Consider 1 Thessalonians 4:13-18 – “But I would not have you to be ignorant, brethren, concerning them which are asleep, that ye sorrow not, even as others which have no hope. 14 For if we believe that Jesus died and rose again, even so them also which sleep in Jesus will God bring with him. 15 For this we say unto you by the word of the Lord, that we which are alive and remain unto the coming of the Lord shall not prevent them which are asleep. 16 For the Lord himself shall descend from heaven with a shout, with the voice of the archangel, and with the trump of God: and the dead in Christ shall rise first: 17 Then we which are alive and remain shall be caught up together with them in the clouds, to meet the Lord in the air: and so shall we ever be with the Lord. 18 Wherefore comfort one another with these words.”

Lastly, the house of mourning is also a time for the preaching of the gospel of Christ, for the body of the departed is a reminder of man’s need for Jesus Christ to save them from their sins. That is why it is the conviction of this preacher that the gospel has to be presented at every vigil service. The dead has now departed. It is the living whom the preacher is ministering to. Every one of us needs the gospel of the Lord Jesus Christ. The gospel comforts those who have believed in Christ. It also has the power to save those who have not trusted in Christ. May the gospel message ring out loud and clear in every vigil service and funeral, and bring many to find wonderful deliverance in Christ!
It is with this in mind that this preacher count it a great privilege to minister at the vigil and burial services of Mr Ho Wing Him, the father of Elder Douglas Ho. He is also heartened to see the love of the brethren who have turned up to comfort the bereaved. Let us always remember the exhortation from God’s Word that it is better to go to the house of the mourning than to the house of feasting. Amen.

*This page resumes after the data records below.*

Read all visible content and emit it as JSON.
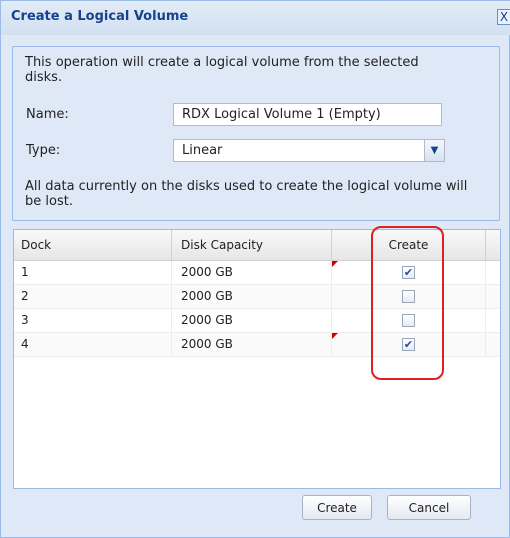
{
  "dialog": {
    "title": "Create a Logical Volume",
    "close_symbol": "X"
  },
  "form": {
    "intro": "This operation will create a logical volume from the selected disks.",
    "name_label": "Name:",
    "name_value": "RDX Logical Volume 1 (Empty)",
    "type_label": "Type:",
    "type_value": "Linear",
    "warning": "All data currently on the disks used to create the logical volume will be lost."
  },
  "grid": {
    "headers": {
      "dock": "Dock",
      "capacity": "Disk Capacity",
      "create": "Create"
    },
    "rows": [
      {
        "dock": "1",
        "capacity": "2000 GB",
        "create": true
      },
      {
        "dock": "2",
        "capacity": "2000 GB",
        "create": false
      },
      {
        "dock": "3",
        "capacity": "2000 GB",
        "create": false
      },
      {
        "dock": "4",
        "capacity": "2000 GB",
        "create": true
      }
    ]
  },
  "buttons": {
    "create": "Create",
    "cancel": "Cancel"
  }
}
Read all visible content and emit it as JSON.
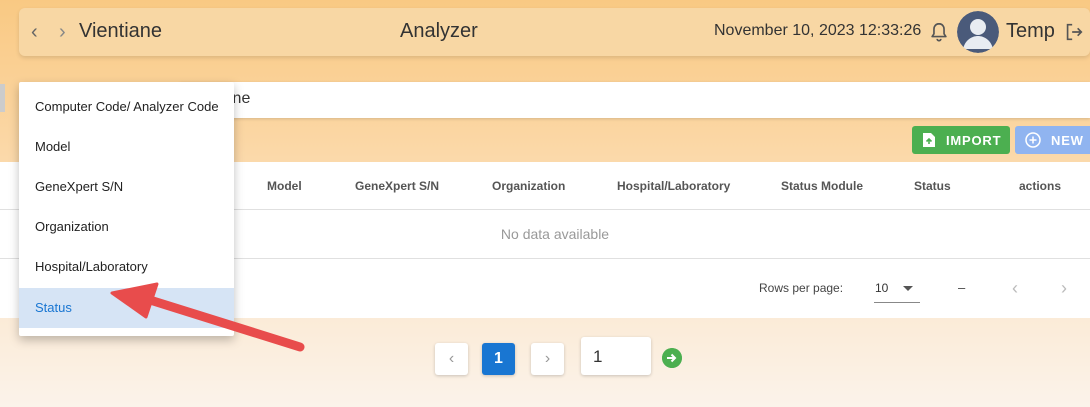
{
  "topbar": {
    "back": "‹",
    "forward": "›",
    "city": "Vientiane",
    "title": "Analyzer",
    "datetime": "November 10, 2023 12:33:26",
    "user": "Temp"
  },
  "search": {
    "visible_text": "ine"
  },
  "buttons": {
    "import": "IMPORT",
    "new": "NEW"
  },
  "table": {
    "columns": [
      "Model",
      "GeneXpert S/N",
      "Organization",
      "Hospital/Laboratory",
      "Status Module",
      "Status",
      "actions"
    ],
    "empty_text": "No data available",
    "rows_per_page_label": "Rows per page:",
    "rows_per_page_value": "10",
    "range_text": "–"
  },
  "pager": {
    "prev": "‹",
    "current": "1",
    "next": "›",
    "goto_value": "1"
  },
  "dropdown": {
    "items": [
      "Computer Code/ Analyzer Code",
      "Model",
      "GeneXpert S/N",
      "Organization",
      "Hospital/Laboratory",
      "Status"
    ],
    "selected": "Status"
  },
  "colors": {
    "accent": "#1976d2",
    "import": "#4caf50",
    "new": "#90b4f0",
    "arrow": "#e84c4c"
  }
}
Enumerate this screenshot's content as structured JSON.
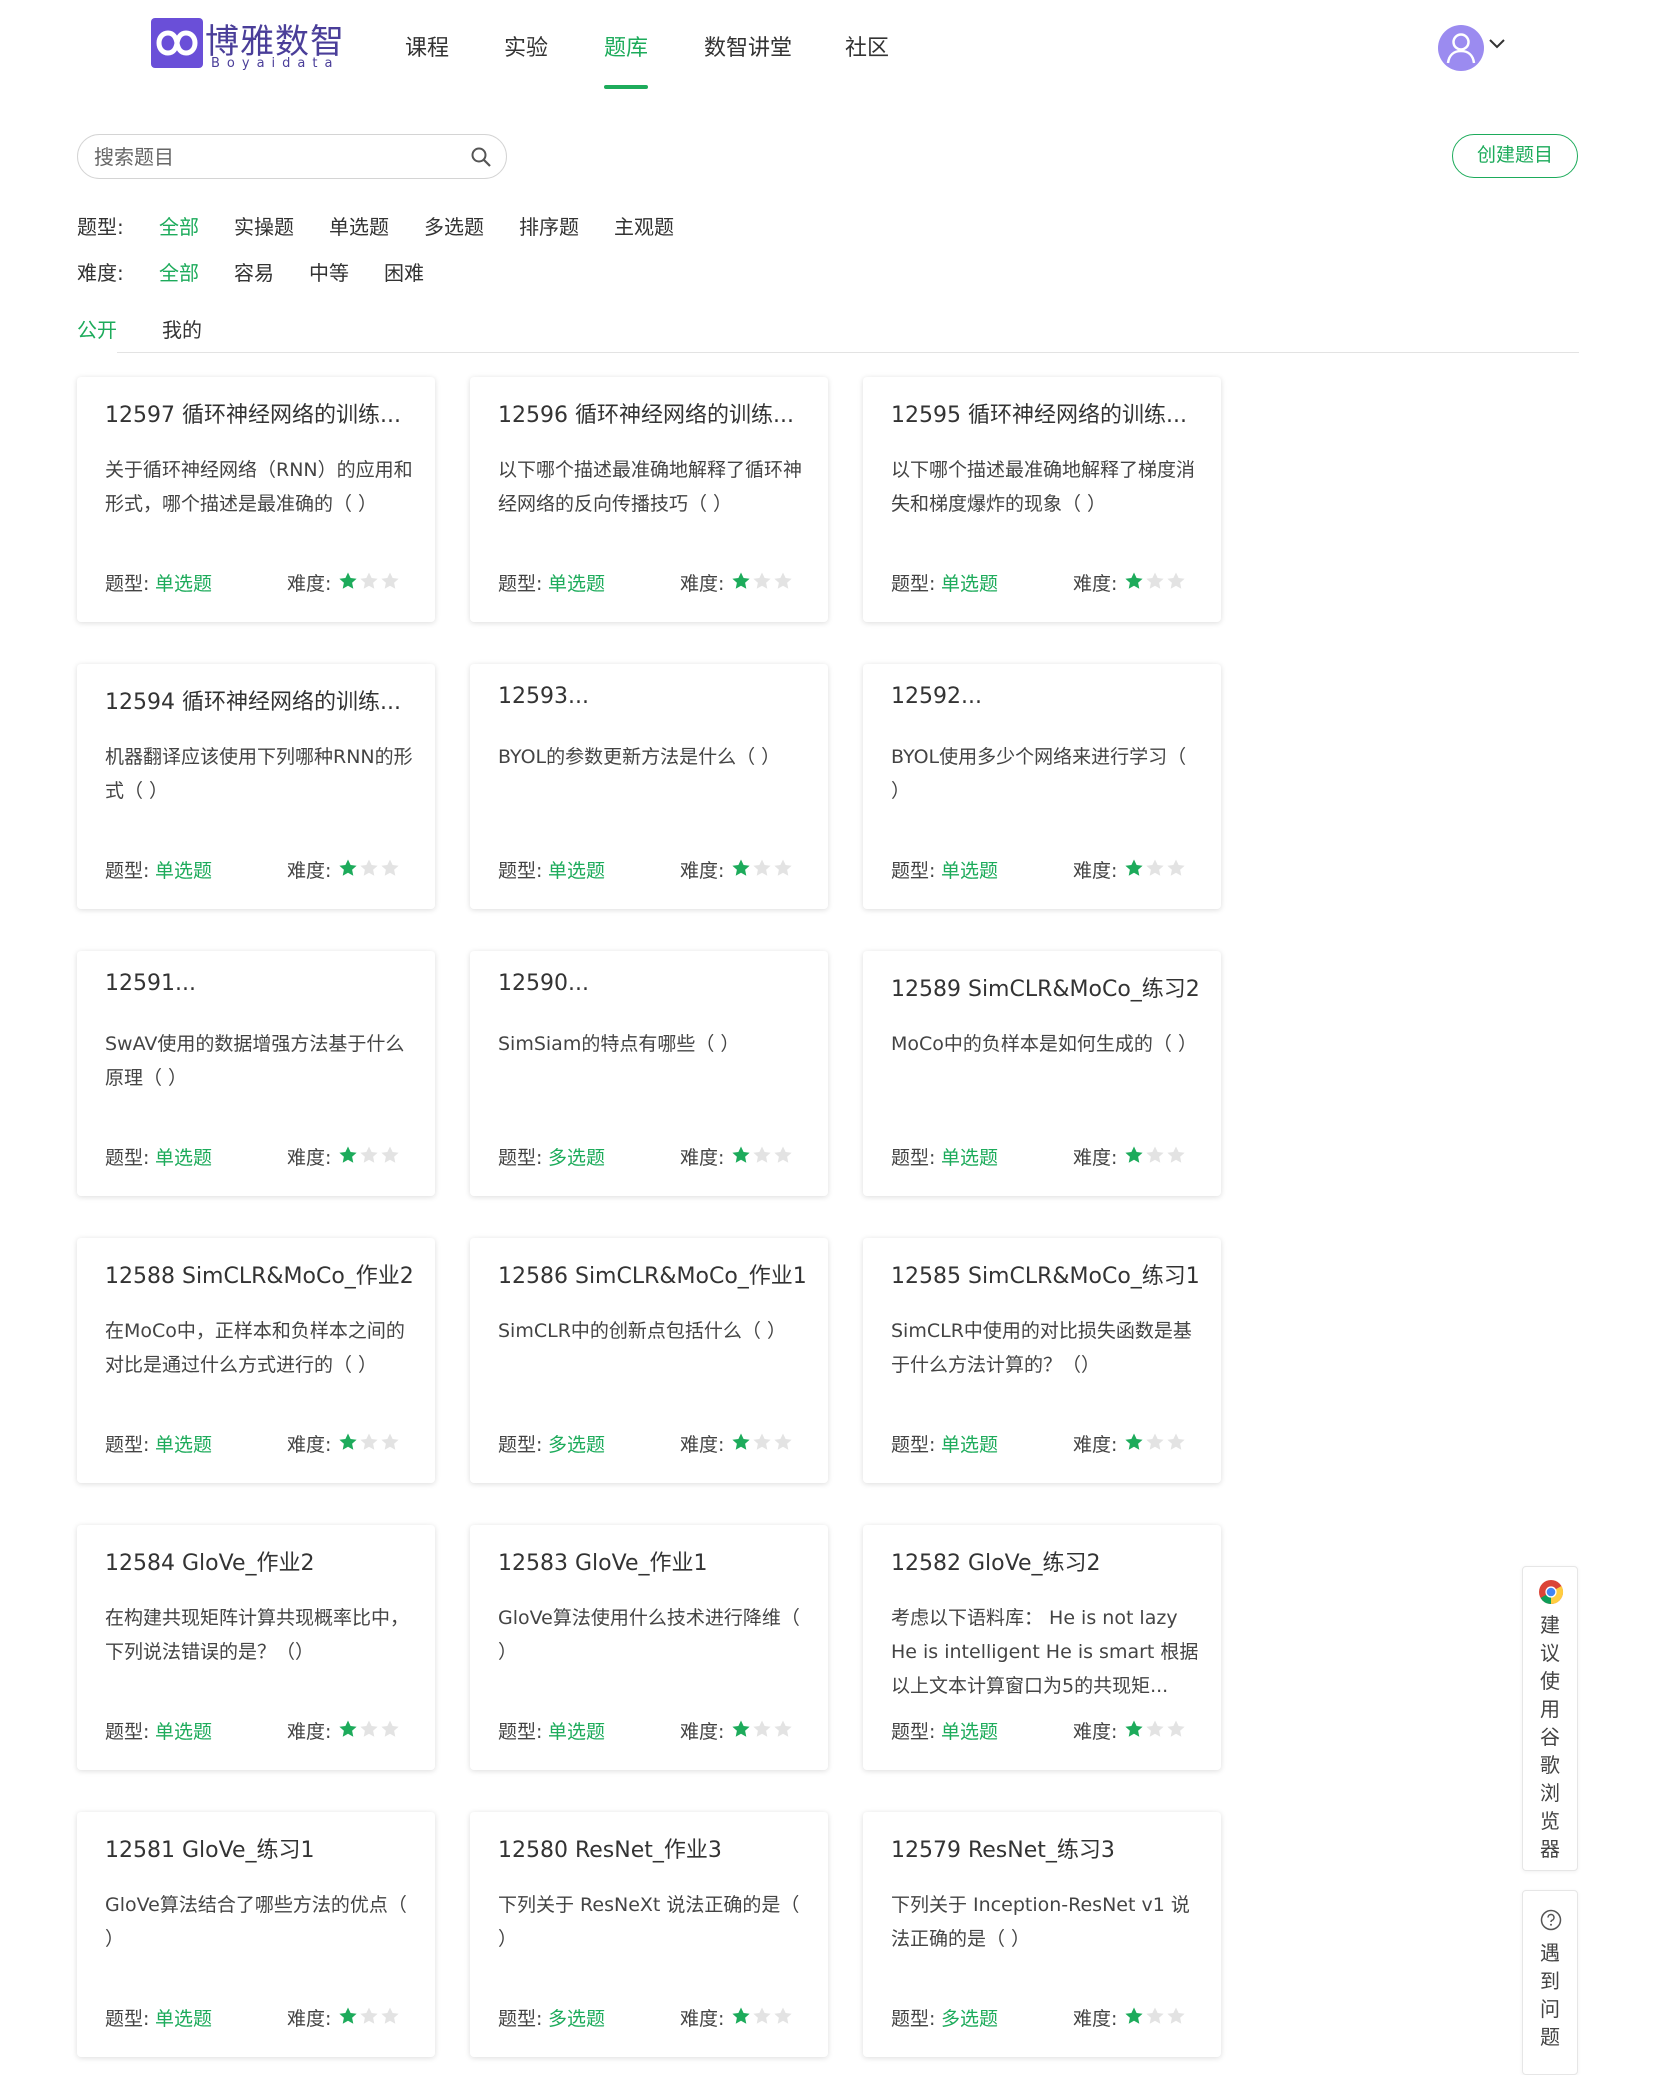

Lovingly in Christ,
Preacher Clement Chew


Rev. Timothy Tow on Ecclesiastes 7:2, 4 (Taken from Lessons from the University of Life)
“It is better to go to the house of mourning, than to go to the house of feasting: for that is the end of all men; and the living will lay it to his heart … The heart of the wise is in the house of mourning; but the heart of fools is in the house of mirth” (verses 2,4). Why is the day of death better than the day of one’s birth? Because death is the conclusion of a life of struggles, but birth is the beginning—in a sinful world of vexation and vanity. So it is better to attend a funeral than to go to a feast, for it is the conclusion of life and those who attend funerals will be sobered down to the reality of life.

“It is appointed unto men once to die, but after this the judgment” (Hebrews 9:27). Death confronts us whether we are prepared to meet it. Where will you end up, in heaven or in hell?

A little girl of four we know was confronted by death in the form of a coffin brought to Church for the memorial service. She told her father she was scared of death. The father showed the little daughter the way of escape by turning to the Lord Jesus Christ—the Son of God who died on the cross to take away all her sins. She readily received the Lord into her heart. She now turns to Jesus whenever the thought of death scares her.

While it is legitimate to attend both funerals and wedding parties, it will do us more good to go to funerals. Considering how apt we are to be vain and secure at a wedding party, it is preferable to go to the house of mourning to learn from the dead. Jesus went to a wedding feast once but three times to the funeral. At the wedding feast our Lord joined them in earthly happiness, at the funerals He raised the dead to life and further He gave everlasting life to those who trusted in Him.